Online courses directory (4)
Quantitative Methods in Clinical and Public Health Research is the online adaptation of material from the Harvard T.H. Chan School of Public Health's classes in epidemiology and biostatistics. Principled investigations to monitor and thus improve the health of individuals are firmly based on a sound understanding of modern quantitative methods. This involves the ability to discover patterns and extract knowledge from health data on a sample of individuals and then to infer, with measured uncertainty, the unobserved population characteristics. This course will address this need by covering the principles of biostatistics and epidemiology used for public health and clinical research. These include outcomes measurement, measures of associations between outcomes and their determinants, study design options, bias and confounding, probability and diagnostic tests, confidence intervals and hypothesis testing, power and sample size determinations, life tables and survival methods, regression methods (both, linear and logistic), and sample survey techniques.
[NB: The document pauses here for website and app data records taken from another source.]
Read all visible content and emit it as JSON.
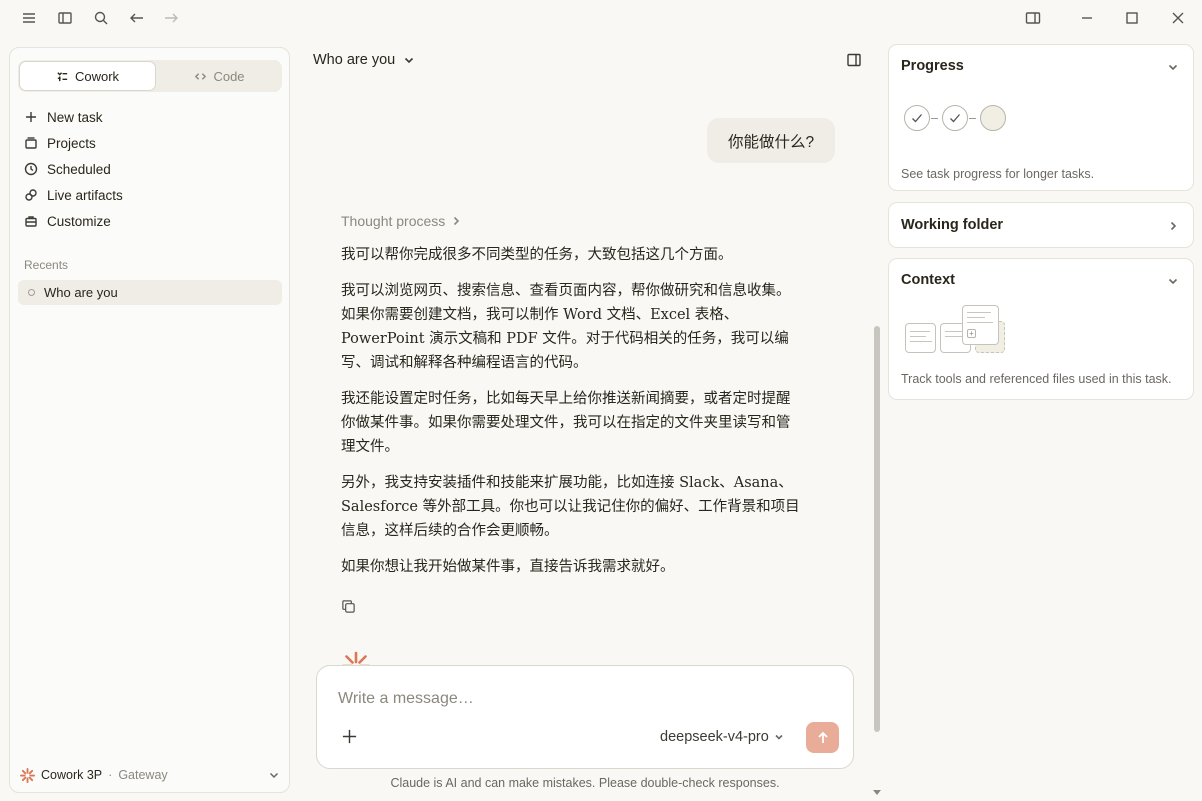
{
  "window": {
    "icons": [
      "menu-icon",
      "sidebar-toggle-icon",
      "search-icon",
      "back-arrow-icon",
      "forward-arrow-icon",
      "split-view-icon",
      "minimize-icon",
      "maximize-icon",
      "close-icon"
    ]
  },
  "sidebar": {
    "modes": [
      {
        "label": "Cowork",
        "active": true
      },
      {
        "label": "Code",
        "active": false
      }
    ],
    "nav": [
      {
        "label": "New task",
        "icon": "plus-icon"
      },
      {
        "label": "Projects",
        "icon": "projects-icon"
      },
      {
        "label": "Scheduled",
        "icon": "clock-icon"
      },
      {
        "label": "Live artifacts",
        "icon": "artifacts-icon"
      },
      {
        "label": "Customize",
        "icon": "briefcase-icon"
      }
    ],
    "recents_label": "Recents",
    "recents": [
      {
        "label": "Who are you"
      }
    ],
    "footer": {
      "product": "Cowork 3P",
      "separator": "·",
      "gateway": "Gateway"
    }
  },
  "chat": {
    "title": "Who are you",
    "user_message": "你能做什么?",
    "thought_label": "Thought process",
    "reply_paragraphs": [
      "我可以帮你完成很多不同类型的任务，大致包括这几个方面。",
      "我可以浏览网页、搜索信息、查看页面内容，帮你做研究和信息收集。如果你需要创建文档，我可以制作 Word 文档、Excel 表格、PowerPoint 演示文稿和 PDF 文件。对于代码相关的任务，我可以编写、调试和解释各种编程语言的代码。",
      "我还能设置定时任务，比如每天早上给你推送新闻摘要，或者定时提醒你做某件事。如果你需要处理文件，我可以在指定的文件夹里读写和管理文件。",
      "另外，我支持安装插件和技能来扩展功能，比如连接 Slack、Asana、Salesforce 等外部工具。你也可以让我记住你的偏好、工作背景和项目信息，这样后续的合作会更顺畅。",
      "如果你想让我开始做某件事，直接告诉我需求就好。"
    ],
    "composer": {
      "placeholder": "Write a message…",
      "model": "deepseek-v4-pro"
    },
    "disclaimer": "Claude is AI and can make mistakes. Please double-check responses."
  },
  "right_panel": {
    "progress": {
      "title": "Progress",
      "caption": "See task progress for longer tasks.",
      "steps_done": 2,
      "steps_total": 3
    },
    "working_folder": {
      "title": "Working folder"
    },
    "context": {
      "title": "Context",
      "caption": "Track tools and referenced files used in this task."
    }
  },
  "colors": {
    "accent": "#d97757",
    "send_button": "#e8ac98",
    "background": "#f9f8f5"
  }
}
Students will analyze sample data sets to acquire knowledge of appropriate computer software. By the end of the course the successful student should have attained a sound understanding of these methods and a solid foundation for further study.
How much does it cost to take the course?
Nothing! The course is free.
When will assignments be due?
The course is organized into weeks, and each week will have its own set of assignments. Students will be expected to complete their homework each week.
Do I need any other materials to take the course?
Nope, as long as you’ve got a Mac or PC, you’ll be ready to take the course.
Will the course use any textbooks or software?
Yes! We'll have free access to the book "Principles of Biostatistics" written by Marcello Pagano (one of the Professors) and Kimberlee Gauvreau.
In addition to the textbook, we'll use Stata (a piece of software for doing statistical analysis).
Thanks to our friends at Statacorp, we'll have free copies of Stata available for all students to use for the duration of the course (Mac and PC only).
Do I need to watch the lectures live?
No. You can watch the lectures at your leisure.
Will certificates be awarded?
Yes. Online learners who achieve a passing grade in a course can earn a certificate of achievement. These certificates will indicate you have successfully completed the course, but will not include a specific grade. Certificates will be issued by edX under the name of either HarvardX, MITx or BerkeleyX, designating the institution from which the course originated. For the courses in Fall 2012, honor code certificates will be free.
HarvardX requires individuals who enroll in its courses on edX to abide by the terms of the edX honor code : https://www.edx.org/edx-terms-service. HarvardX will take appropriate corrective action in response to violations of the edX honor code, which may include dismissal from the HarvardX course; revocation of any certificates received for the HarvardX course; or other remedies as circumstances warrant. No refunds will be issued in the case of corrective action for such violations. Enrollees who are taking HarvardX courses as part of another program will also be governed by the academic policies of those programs.
HarvardX pursues the science of learning. By registering as an online learner in an HX course, you will also participate in research about learning. Read our research statement : http://harvardx.harvard.edu/research-statement to learn more.
Harvard University and HarvardX are committed to maintaining a safe and healthy educational and work environment in which no member of the community is excluded from participation in, denied the benefits of, or subjected to discrimination or harassment in our program. All members of the HarvardX community are expected to abide by Harvard policies on nondiscrimination, including sexual harassment, and the edX Terms of Service. If you have any questions or concerns, please contact email@example.com and/or report your experience through the edX contact form : https://www.edx.org/contact-us.
The Patients and Populations sequence focuses on genetics, principles of disease, epidemiology, information gathering and assessment. The sequence features two modules: Medical Genetics and Medical Decision-Making. In this module, students will: Construct well-defined clinical questions from case scenarios, designed to improve general knowledge about a topic, and to help make decisions regarding the use of diagnostic tests. Understand the differences between foreground and background questions and the implications for the types of information resources best suited to answer these questions. Become familiar with the U-M information environment, and learn to effectively search several core biomedical resources to answer specific clinical questions. Develop an understanding of the basic foundations of biostatistics, research design and epidemiology to begin to apply scientific data to the understanding of clinical conditions. Effectively and logically apply probabilistic reasoning to diagnostic questions that arise in patient case scenarios. Level: First Year Medical Students Unless otherwise noted, this Work, Patients and Populations: Medical Decision-Making, by Rajesh Mangrulkar, Stephen Gruber is licensed under a Creative Commons Attribution-NonCommercial-ShareAlike license.
Measuring Health Disparities is designed to be accessible to a broad audience of practitioners across all sectors of the public health workforce. In contains audio and interactive elements and focuses on some basic issues for public health practice - how to understand, define, and measure health disparity. The material is divided into four parts. Parts One and Two review what health disparities are, how they are defined, and provide and overview of common issues faced in measuring health disparities. Part Three is technical and introduces users to a range of health disparity measures, providing advantages and disadvantages of each. Part Four discusses how best to use different measures to communicate and evaluate health disparity in our communities. Parts Three and Four are more technical and, though not necessary, it is helpful to have a background in statistics, epidemiology or other sciences for ease of understanding.